Good Manufacturing Practices (GMP) - questions and answers
Here you may find answers to frequently asked questions regarding Annex 13 on medicinal products in clinical trials in the European guidelines on GMP.
For comments and further questions, please contact Head of Department Annette Byrholt Hansen on: email@example.com
Can a medicine batch be placed outside the EU/EEA when released?
No. A medicine batch must always be located physically within the EU/EEA when released by a qualified person (QP), cf. 1.1 of EU GMP Annex 16.
Is it a mistake that there are no longer any requirements for destruction of empty and half empty medicinal product packets?
By close reading you will find that what used to be indicated under paragraph 49 “unused investigational medicinal products” is now indicated under paragraph 53 as “unused and/or returned investigational medicinal products” in the revised Annex. Hence, the requirement is not reduced in the new Annex, as returned packets include empty and half empty packets.

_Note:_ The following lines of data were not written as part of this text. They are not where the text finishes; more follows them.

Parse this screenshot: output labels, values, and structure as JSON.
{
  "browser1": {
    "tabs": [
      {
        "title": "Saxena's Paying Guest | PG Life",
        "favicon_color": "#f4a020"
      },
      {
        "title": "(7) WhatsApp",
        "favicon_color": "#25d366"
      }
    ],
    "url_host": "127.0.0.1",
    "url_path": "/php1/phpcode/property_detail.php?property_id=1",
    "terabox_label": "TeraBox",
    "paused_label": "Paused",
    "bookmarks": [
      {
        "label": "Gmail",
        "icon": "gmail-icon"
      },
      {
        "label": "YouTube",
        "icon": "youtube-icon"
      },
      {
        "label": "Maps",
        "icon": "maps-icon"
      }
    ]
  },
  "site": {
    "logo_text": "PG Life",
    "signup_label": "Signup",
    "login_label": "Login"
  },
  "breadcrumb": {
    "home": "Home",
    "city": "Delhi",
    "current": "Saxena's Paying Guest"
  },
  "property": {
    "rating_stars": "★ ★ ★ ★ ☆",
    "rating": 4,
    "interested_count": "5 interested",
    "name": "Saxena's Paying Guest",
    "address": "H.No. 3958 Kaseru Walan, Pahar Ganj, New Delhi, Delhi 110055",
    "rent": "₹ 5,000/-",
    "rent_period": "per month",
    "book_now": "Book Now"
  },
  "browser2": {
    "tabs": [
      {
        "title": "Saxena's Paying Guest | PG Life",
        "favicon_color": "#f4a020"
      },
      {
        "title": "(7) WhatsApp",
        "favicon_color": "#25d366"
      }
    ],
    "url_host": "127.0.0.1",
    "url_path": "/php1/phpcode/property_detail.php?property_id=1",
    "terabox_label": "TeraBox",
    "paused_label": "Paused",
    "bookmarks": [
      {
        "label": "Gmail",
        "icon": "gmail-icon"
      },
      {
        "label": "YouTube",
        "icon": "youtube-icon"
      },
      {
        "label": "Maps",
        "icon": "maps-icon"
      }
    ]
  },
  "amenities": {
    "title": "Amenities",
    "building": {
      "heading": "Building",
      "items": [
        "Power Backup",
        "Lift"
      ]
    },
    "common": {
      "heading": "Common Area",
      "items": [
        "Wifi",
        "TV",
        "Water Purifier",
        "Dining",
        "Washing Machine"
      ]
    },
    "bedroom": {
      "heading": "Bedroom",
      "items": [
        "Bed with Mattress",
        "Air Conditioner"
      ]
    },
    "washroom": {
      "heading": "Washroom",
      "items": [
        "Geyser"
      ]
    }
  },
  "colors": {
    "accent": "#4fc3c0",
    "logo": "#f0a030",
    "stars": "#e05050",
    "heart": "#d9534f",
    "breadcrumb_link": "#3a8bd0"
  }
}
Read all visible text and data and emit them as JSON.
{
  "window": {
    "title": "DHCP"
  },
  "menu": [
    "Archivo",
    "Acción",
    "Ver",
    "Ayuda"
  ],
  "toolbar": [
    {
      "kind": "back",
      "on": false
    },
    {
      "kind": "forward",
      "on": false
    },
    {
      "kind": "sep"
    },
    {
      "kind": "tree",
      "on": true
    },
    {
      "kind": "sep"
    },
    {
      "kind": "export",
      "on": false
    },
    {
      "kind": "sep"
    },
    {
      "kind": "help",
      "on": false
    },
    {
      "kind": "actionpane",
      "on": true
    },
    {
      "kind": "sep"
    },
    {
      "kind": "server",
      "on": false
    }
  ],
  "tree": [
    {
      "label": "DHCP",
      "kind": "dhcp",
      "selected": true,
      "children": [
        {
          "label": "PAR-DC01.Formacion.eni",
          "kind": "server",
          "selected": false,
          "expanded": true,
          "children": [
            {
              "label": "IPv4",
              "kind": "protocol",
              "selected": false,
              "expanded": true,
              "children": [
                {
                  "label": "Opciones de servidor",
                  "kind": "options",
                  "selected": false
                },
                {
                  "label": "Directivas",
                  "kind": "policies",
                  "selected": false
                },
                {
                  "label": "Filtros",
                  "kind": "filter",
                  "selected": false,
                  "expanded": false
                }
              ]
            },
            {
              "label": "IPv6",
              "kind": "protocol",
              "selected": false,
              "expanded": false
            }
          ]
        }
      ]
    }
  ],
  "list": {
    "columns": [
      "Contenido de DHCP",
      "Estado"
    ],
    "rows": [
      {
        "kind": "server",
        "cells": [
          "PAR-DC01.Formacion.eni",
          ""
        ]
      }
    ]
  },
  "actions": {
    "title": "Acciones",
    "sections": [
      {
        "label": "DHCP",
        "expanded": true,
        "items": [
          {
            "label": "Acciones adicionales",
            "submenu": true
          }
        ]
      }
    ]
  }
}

Must the name of the investigator appear directly from the labelling or is it sufficient if it appears in code?
Under paragraph 26, it is not a requirement that the name of the investigator appears directly from the packet. However, it should always be considered closely, e.g. it is recommended where patients bring home trial medicine. If the investigator is chosen to be the person responsible for information (cf. point 26a: “main contact for information on the product, clinical trial and emergency unblinding”), his or her name must appear from the labelling.
To this we have received the following comment: If it, in the country where the study will be carried out, is accepted to use the Trial Reference Code, as described in paragraph 26d of Annex 13, and the patient also holds a leaflet or a card, as described in paragraph 27, it is not deemed necessary that trial medicine is marked with the doctor’s name in cases where the patient brings home trial medicine.
As a starting point, the Danish Medicines Agency maintains its decision that the name of the investigator should appear when patients bring home trial medicine. Paragraph 27 only allows that the address and telephone number need not appear on the label where the subject is given a leaflet or card which provides this detail. There must be a reasonable explanation if this is omitted.
Must medicinal products for clinical trials (IMP) imported from countries outside the EU/EEA be reassessed?
It is not obligatory to reassess IMP within the EU. In pursuance of the GMP rules (cf. Annex 13, Table 2), the specialist is, however, expected to prepare a statement if the reassessment lacks.
Can private pharmacies label medicinal products for clinical trials?
Private pharmacies must not label medicinal products for clinical trials as a contractual part for a pharmaceutical company, cf. the Danish Act on Pharmacy Practice. Pharmacies must only carry out labelling provided that it is a non-interventional trial of marketed medicinal products and that the pharmacy does exactly as it does usually, i.e. to label medicinal products with the usual usage label with the information specified by the doctor on the prescription.
Is it still permitted to write: “investigator: and Subject no.:” on the label, so that the staff at the clinical site fills in the two fields in handwriting?
Release of medicinal products, hereunder control that the labelling is correct, is the responsibility of the specialist. If the name of the investigator and the number of the trial subject is not indicated prior to the release, the following labelling must at least be carried out by qualified and authorised staff within the quality control system. It must be double-checked and batch documentation must be drawn up for the labelling. As a point of departure, the information mentioned must appear from the packets when they are received at the site.
Section 23(3) of the GMP executive order provides that all critical manufacturing processes must be validated regularly. Must validation be conducted exactly as for medicinal products with a marketing authorisation or should the stage of development of the product be taken into consideration?
In paragraph 17 of Annex 13, it is indicated that validation is not expected to the same extent as for routine manufacturing of medicinal products. The term critical manufacturing processes in the executive order refers to particularly critical processes, such as those specifically mentioned in paragraph 17 of Annex 13, e.g. virus inactivation and sterilisation processes. Such particularly critical processes are expected to be validated for all medicinal products, even at the earliest stages of development of a product. The extent of additional validation is expected to increase with the product development, so that for medicinal products for stage III clinical trials, full validation is usually carried out so that it corresponds to the level of medicinal products with marketing authorisation. Incidentally, the formulation has been changed in the current executive order on GMP/GDP.
Should the responsible person be continuously contactable?
According to section 30 of the GMP executive order, pharmaceutical manufacturers are obliged to introduce an effective system for the processing of complaints, which makes it possible to initiate recall operations of medicinal products in the distribution network promptly and at any time.
We expect companies to be continuously contactable to be able to perform a recall, if required. It is not a requirement that the responsible person or the qualified person can be contacted directly. But it must be ensured that the responsible person is informed about any enquiries that are relevant to his responsibilities, and the company should have relevant procedures for how to handle such calls.
We also expect that contact details are made readily available to citizens as well as the Danish Medicines Agency. If the company can be contacted on a special phone number outside opening hours, we expect that a call to your main phone number will inform about the possibility to call the relevant phone number. Any unanswered calls should be returned as soon as possible.